■ **Problem statement**:
Filter out all lines without the word "Files" from the data below, please, and copy the rest.

(Interface dataset entries)
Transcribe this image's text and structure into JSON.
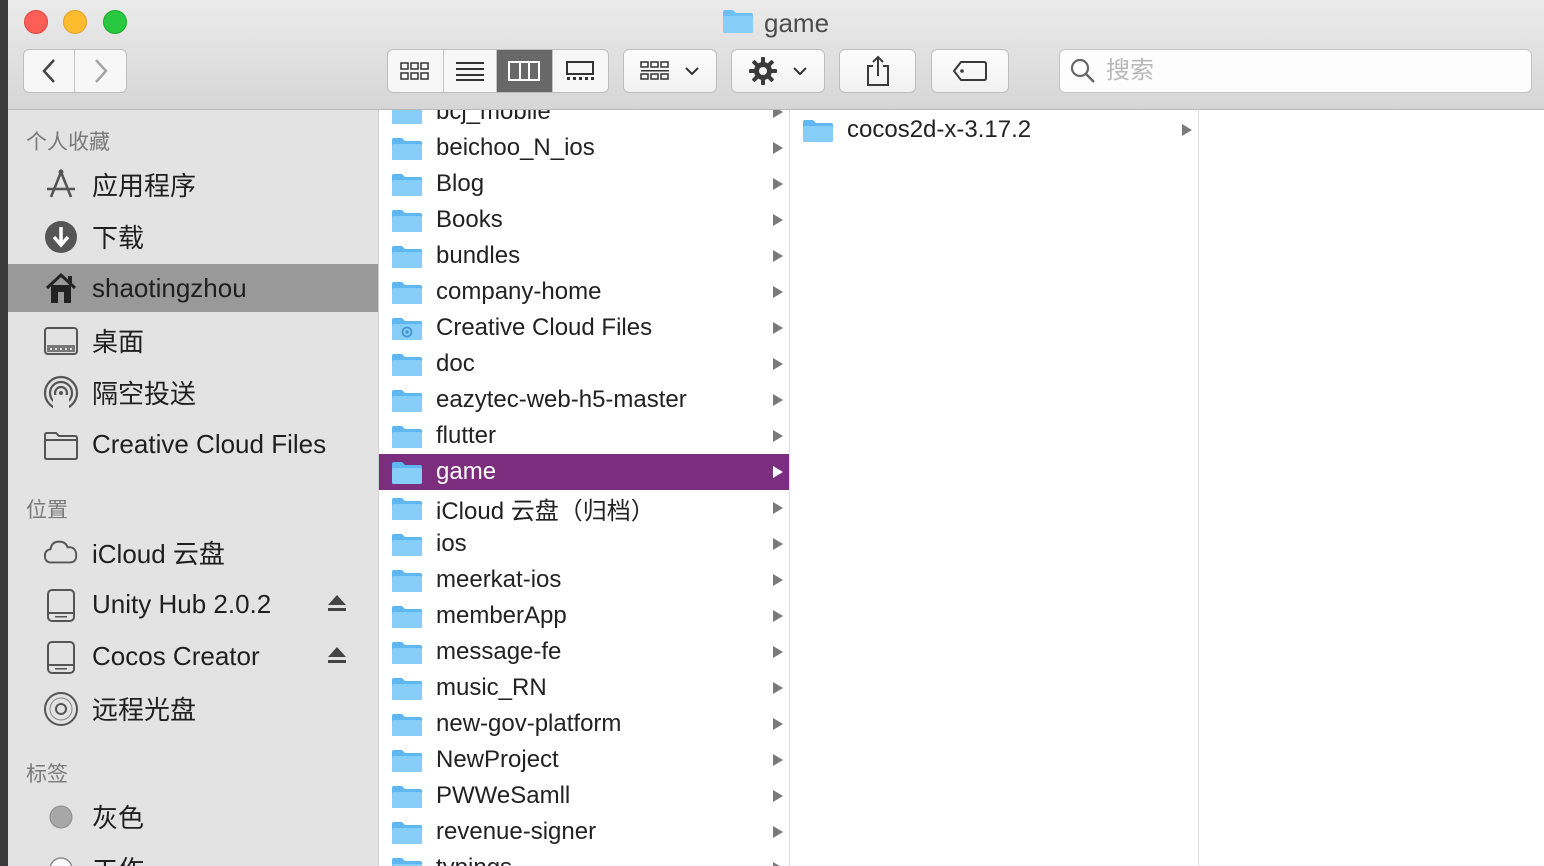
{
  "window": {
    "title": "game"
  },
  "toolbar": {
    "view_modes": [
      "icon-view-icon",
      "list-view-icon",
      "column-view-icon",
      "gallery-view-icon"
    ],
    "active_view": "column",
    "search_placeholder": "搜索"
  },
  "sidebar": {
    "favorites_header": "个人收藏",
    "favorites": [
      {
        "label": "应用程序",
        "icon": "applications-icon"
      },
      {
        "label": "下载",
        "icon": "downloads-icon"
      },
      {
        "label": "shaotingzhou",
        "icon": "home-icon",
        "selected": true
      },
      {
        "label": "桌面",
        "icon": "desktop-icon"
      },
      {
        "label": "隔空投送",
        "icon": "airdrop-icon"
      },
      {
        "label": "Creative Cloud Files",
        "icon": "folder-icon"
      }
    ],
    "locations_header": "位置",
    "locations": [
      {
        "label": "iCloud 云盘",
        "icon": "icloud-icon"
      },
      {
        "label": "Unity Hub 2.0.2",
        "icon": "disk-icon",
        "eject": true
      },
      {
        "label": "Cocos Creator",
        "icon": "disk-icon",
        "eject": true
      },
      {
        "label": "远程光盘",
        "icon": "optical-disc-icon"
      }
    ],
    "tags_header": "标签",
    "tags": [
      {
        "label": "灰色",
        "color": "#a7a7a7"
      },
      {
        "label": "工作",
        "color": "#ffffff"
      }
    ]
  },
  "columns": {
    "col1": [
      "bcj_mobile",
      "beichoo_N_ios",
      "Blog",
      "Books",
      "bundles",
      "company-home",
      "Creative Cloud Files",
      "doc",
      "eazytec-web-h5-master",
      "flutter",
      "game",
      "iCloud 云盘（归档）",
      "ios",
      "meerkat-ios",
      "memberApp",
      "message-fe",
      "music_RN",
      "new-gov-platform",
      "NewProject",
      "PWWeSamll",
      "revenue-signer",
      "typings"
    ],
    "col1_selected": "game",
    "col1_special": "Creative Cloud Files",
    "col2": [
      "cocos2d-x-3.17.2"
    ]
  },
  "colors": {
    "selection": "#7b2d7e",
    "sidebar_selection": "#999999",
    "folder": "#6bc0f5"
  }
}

■ **Response to the exercise**:
        "label": "Creative Cloud Files",
      "Creative Cloud Files",
    "col1_special": "Creative Cloud Files",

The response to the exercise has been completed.